Our field scientists spend a lot of time outdoors and get to see a lot of different animals. Listed below are the four species they work with exclusively for our research. They have 30+ years of combined experience studying rodent behaviors and lifestyles.
Deer mice are common in Wisconsin, especially in rural areas, animal barns, farms, wooded lots and near wood piles. Adult deer mice are easily recognizable by their striking orange fur and white underbelly. Their name comes from their coat similarity to the white-tailed deer and from their magnificent jumping ability.
House mice are commonly seen inside of houses and garages, but are also found outside in the yard or around wood piles. They are grey with large ears and pointed faces. The mice themselves are quite shy, but often leave behind an incriminating trail of chew marks and droppings.
Norway rats are avid diggers and can make short work of a shed, chicken coop, or garage foundation with their immense tunnel systems. Rats avoid contact with people so you are not likely to see one; however, if you notice fresh burrow holes and bags of animal feed chewed open, it might be time to give us a call.

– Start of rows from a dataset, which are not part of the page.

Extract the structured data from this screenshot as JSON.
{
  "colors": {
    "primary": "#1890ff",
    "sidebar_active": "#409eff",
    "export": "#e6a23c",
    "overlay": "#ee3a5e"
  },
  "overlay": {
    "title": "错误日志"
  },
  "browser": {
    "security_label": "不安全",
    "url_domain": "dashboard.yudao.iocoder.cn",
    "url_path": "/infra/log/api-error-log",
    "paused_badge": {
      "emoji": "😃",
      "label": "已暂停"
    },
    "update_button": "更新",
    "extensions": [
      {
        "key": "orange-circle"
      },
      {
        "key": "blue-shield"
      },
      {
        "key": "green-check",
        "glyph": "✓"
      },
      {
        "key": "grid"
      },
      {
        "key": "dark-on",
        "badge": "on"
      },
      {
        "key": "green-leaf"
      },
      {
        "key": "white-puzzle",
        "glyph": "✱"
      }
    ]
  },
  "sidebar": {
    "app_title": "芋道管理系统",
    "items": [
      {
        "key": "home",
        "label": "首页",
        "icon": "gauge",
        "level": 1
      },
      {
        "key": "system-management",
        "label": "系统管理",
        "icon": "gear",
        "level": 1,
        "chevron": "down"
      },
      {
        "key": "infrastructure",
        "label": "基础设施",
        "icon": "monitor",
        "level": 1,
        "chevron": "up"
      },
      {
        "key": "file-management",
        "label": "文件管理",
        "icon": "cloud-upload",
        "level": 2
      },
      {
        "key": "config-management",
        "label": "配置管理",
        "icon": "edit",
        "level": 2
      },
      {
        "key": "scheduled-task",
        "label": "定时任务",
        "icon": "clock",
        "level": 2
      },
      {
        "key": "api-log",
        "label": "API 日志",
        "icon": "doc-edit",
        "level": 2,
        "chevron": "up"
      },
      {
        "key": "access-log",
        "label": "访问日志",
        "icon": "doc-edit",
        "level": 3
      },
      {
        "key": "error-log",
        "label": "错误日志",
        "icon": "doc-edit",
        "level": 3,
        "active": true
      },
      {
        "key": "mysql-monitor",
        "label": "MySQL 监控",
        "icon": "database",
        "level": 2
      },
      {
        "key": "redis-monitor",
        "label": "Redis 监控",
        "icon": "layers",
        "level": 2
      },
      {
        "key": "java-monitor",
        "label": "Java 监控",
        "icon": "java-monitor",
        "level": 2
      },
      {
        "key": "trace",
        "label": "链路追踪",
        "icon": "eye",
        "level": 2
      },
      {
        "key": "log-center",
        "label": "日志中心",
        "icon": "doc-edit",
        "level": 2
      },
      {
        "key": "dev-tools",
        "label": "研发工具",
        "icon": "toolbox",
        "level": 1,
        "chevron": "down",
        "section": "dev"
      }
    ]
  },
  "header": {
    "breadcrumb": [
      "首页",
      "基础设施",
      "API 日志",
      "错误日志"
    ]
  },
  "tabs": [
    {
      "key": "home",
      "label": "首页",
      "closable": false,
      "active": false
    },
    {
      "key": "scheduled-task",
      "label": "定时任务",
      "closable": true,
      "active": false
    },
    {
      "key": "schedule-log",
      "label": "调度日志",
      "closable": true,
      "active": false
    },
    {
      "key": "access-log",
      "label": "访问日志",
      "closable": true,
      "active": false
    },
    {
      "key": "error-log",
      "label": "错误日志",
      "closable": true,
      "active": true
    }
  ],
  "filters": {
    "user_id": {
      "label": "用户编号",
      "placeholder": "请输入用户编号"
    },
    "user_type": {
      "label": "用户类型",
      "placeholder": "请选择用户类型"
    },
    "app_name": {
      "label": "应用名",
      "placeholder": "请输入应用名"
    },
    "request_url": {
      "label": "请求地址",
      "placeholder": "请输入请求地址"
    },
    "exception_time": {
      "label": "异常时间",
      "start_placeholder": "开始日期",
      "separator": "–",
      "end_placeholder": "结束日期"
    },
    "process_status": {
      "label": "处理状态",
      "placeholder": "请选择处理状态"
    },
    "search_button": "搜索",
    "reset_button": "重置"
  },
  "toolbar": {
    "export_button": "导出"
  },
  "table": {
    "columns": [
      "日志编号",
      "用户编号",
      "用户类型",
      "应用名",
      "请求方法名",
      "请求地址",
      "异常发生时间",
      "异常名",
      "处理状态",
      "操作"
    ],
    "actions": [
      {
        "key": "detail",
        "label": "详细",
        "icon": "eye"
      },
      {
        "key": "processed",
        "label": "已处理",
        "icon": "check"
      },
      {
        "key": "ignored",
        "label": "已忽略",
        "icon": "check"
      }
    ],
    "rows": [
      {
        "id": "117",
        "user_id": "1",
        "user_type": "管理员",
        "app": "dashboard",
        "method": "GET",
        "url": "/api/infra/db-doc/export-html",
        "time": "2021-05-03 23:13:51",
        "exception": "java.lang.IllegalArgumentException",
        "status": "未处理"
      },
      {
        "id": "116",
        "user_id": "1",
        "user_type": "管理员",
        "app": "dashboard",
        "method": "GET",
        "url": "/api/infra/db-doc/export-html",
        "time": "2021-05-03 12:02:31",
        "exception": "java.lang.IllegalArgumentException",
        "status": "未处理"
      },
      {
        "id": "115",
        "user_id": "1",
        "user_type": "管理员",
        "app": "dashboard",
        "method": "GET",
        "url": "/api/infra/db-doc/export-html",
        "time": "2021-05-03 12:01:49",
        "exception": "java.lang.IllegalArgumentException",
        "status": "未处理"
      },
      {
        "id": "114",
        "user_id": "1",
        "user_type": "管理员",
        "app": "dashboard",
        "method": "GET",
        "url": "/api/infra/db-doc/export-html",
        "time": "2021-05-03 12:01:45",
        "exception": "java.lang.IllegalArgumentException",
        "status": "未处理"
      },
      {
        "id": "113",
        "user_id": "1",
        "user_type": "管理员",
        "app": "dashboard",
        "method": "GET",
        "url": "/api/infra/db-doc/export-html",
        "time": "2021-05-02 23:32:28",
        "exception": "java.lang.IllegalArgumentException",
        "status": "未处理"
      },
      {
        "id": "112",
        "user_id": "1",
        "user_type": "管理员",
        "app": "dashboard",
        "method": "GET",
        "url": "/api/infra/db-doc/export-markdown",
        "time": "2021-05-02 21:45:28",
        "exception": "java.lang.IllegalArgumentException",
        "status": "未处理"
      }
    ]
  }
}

Several species of voles are found throughout the state of Wisconsin. They are often confused for mice due to the similar size and coloration, but two distinguishing features are their short tails and flattened ears. Voles are infamous for their destruction of plants in the garden and tunneling around the yard.